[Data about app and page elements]
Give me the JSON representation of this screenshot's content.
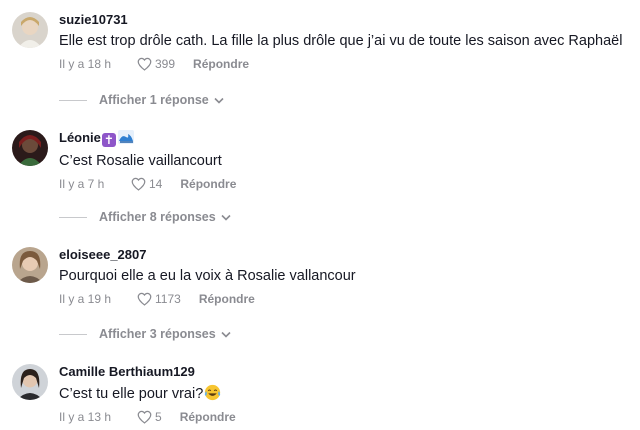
{
  "comments": [
    {
      "username": "suzie10731",
      "text": "Elle est trop drôle cath. La fille la plus drôle que j’ai vu de toute les saison avec Raphaël",
      "time": "Il y a 18 h",
      "likes": "399",
      "reply_label": "Répondre",
      "view_replies": "Afficher 1 réponse"
    },
    {
      "username": "Léonie",
      "username_emojis": [
        "cross-emoji",
        "wave-emoji"
      ],
      "text": "C’est Rosalie vaillancourt",
      "time": "Il y a 7 h",
      "likes": "14",
      "reply_label": "Répondre",
      "view_replies": "Afficher 8 réponses"
    },
    {
      "username": "eloiseee_2807",
      "text": "Pourquoi elle a eu la voix à Rosalie vallancour",
      "time": "Il y a 19 h",
      "likes": "1173",
      "reply_label": "Répondre",
      "view_replies": "Afficher 3 réponses"
    },
    {
      "username": "Camille Berthiaum129",
      "text": "C’est tu elle pour vrai?",
      "text_emoji": "laughing-tears-emoji",
      "time": "Il y a 13 h",
      "likes": "5",
      "reply_label": "Répondre"
    }
  ],
  "colors": {
    "text": "#161823",
    "meta": "#8a8b91",
    "divider": "#c8c9cc",
    "badge": "#8e56c9"
  }
}
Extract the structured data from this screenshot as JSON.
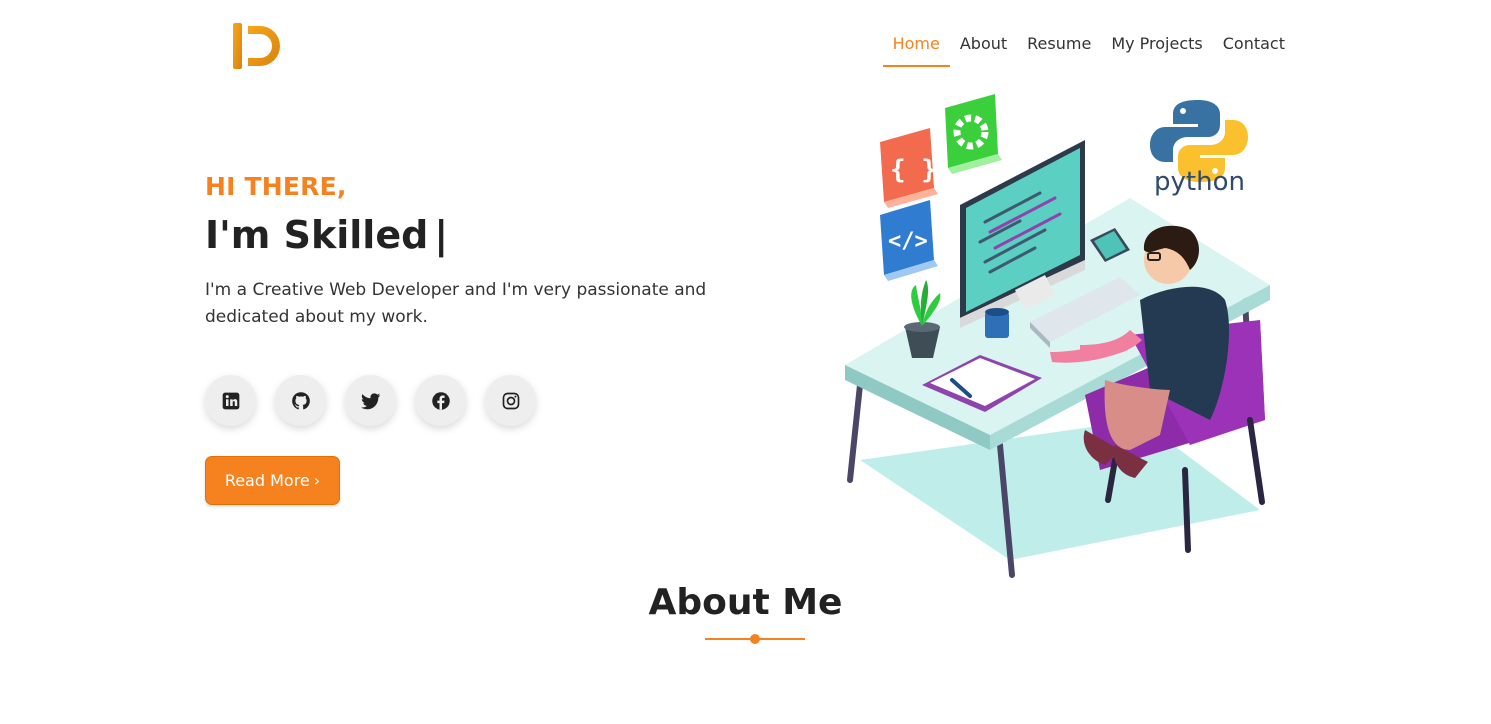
{
  "nav": {
    "items": [
      {
        "label": "Home",
        "active": true
      },
      {
        "label": "About",
        "active": false
      },
      {
        "label": "Resume",
        "active": false
      },
      {
        "label": "My Projects",
        "active": false
      },
      {
        "label": "Contact",
        "active": false
      }
    ]
  },
  "hero": {
    "greeting": "HI THERE,",
    "headline": "I'm Skilled",
    "cursor": "|",
    "tagline": "I'm a Creative Web Developer and I'm very passionate and dedicated about my work."
  },
  "socials": [
    {
      "name": "linkedin-icon"
    },
    {
      "name": "github-icon"
    },
    {
      "name": "twitter-icon"
    },
    {
      "name": "facebook-icon"
    },
    {
      "name": "instagram-icon"
    }
  ],
  "cta": {
    "label": "Read More",
    "chevron": "›"
  },
  "illustration": {
    "python_label": "python"
  },
  "about": {
    "title": "About Me"
  },
  "colors": {
    "accent": "#f5821f",
    "text": "#222222"
  }
}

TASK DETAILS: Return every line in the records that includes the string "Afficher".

COMPLETED EXERCISE:
      "view_replies": "Afficher 1 réponse"
      "view_replies": "Afficher 8 réponses"
      "view_replies": "Afficher 3 réponses"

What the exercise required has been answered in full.